Université du Québec à Chicoutimi

Below the morpheme, beyond the morpheme

Abstract: Affixation is the basic morphological operation, yet the reasons why it possesses the range of incarnations it does is not well understood. While prefixation and suffixation are fairly simple operations, infixation is intertwined with prosodic structure and Semitic-type transfixation requires adequate representational theories. Germanic-type ablaut is not usually considered part of affixation, though, formally, it looks like a simplified transfixation.

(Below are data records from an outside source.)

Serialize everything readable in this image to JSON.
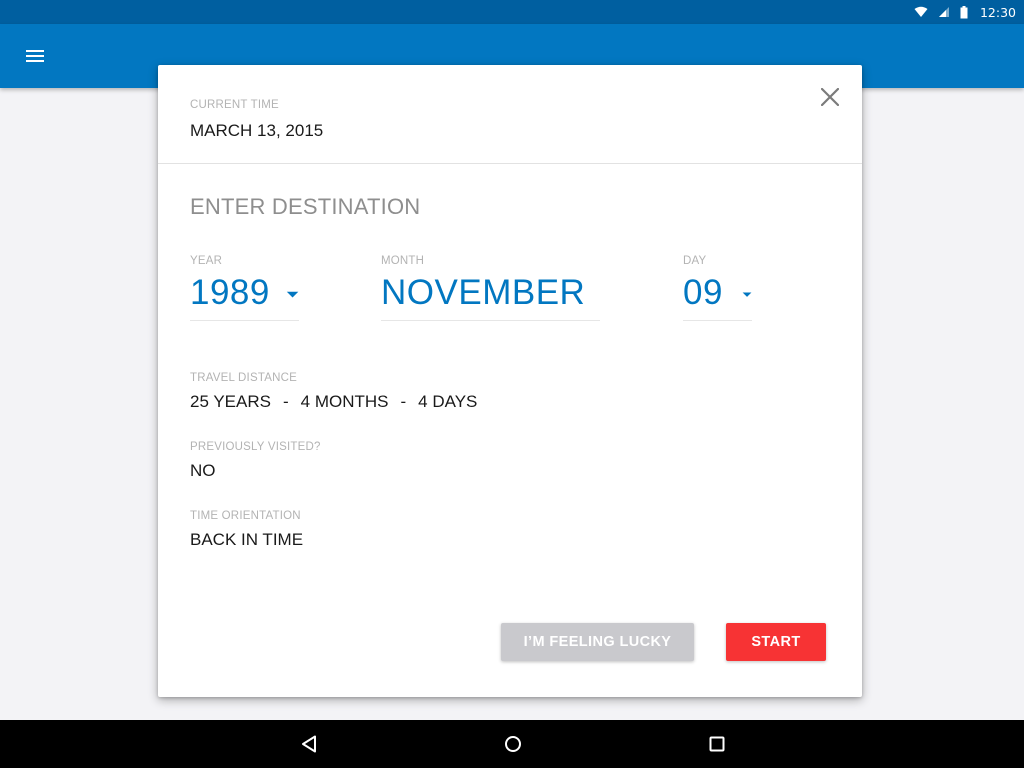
{
  "status_bar": {
    "time": "12:30",
    "icons": [
      "wifi-icon",
      "signal-icon",
      "battery-icon"
    ]
  },
  "app_bar": {
    "menu_icon": "menu-icon",
    "color": "#0277c1"
  },
  "dialog": {
    "current_time_label": "CURRENT TIME",
    "current_time_value": "MARCH 13, 2015",
    "close_icon": "close-icon",
    "section_title": "ENTER DESTINATION",
    "pickers": {
      "year": {
        "label": "YEAR",
        "value": "1989"
      },
      "month": {
        "label": "MONTH",
        "value": "NOVEMBER"
      },
      "day": {
        "label": "DAY",
        "value": "09"
      }
    },
    "travel_distance": {
      "label": "TRAVEL DISTANCE",
      "years": "25 YEARS",
      "separator": "-",
      "months": "4 MONTHS",
      "days": "4 DAYS"
    },
    "previously_visited": {
      "label": "PREVIOUSLY VISITED?",
      "value": "NO"
    },
    "time_orientation": {
      "label": "TIME ORIENTATION",
      "value": "BACK IN TIME"
    },
    "buttons": {
      "lucky": "I’M FEELING LUCKY",
      "start": "START"
    }
  },
  "colors": {
    "accent": "#0277c1",
    "start": "#f73334",
    "lucky": "#c9c9cd"
  },
  "nav_bar": {
    "icons": [
      "back-icon",
      "home-icon",
      "recents-icon"
    ]
  }
}
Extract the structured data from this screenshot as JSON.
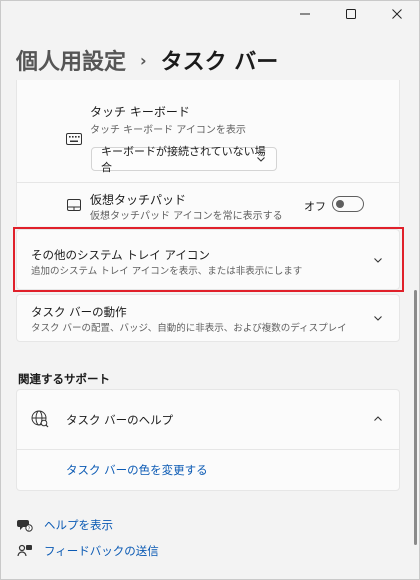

It is satisfying when a complex pattern can be explained through the interaction of simple items. In this talk, I take a formal look at the parameters that distinguish rewrite rules used for morphological purposes and deduce a typology of affixation from these parameters. In order to posit morphological rules, one must first compare forms related in meaning. In comparing these forms, we notice similarities and differences, thus the input and output of morphological rules obviously have similarities (S) and differences (D). I observe that S and D can vary according to three parameters:

1) S and D can be continuous or discontinuous.

2) S can be unspecified or partially specified.

3) A given D, on one side of the rule, can be replaced or deleted (=replacement with a null D) on the other side of the rule.

Aside for the fact that, for interpretability reasons, a completely unspecified variable cannot be discontinuous, I will show that the logical combinations of these parameters generate a basic typology that contains prefixation, suffixation, infixation, ablaut, transfixation, circumfixation, as well as phonemically-sensitive affixation. We will see further that laxing the second parameter allows us to broadly define clipping, compounding and reduplication.

Much has been made of the distinction between morpheme- and word-based theories of morphology. Both, however, inescapably involve comparing forms. Therefore, the fundamental parameters described in this talk apply to both equally.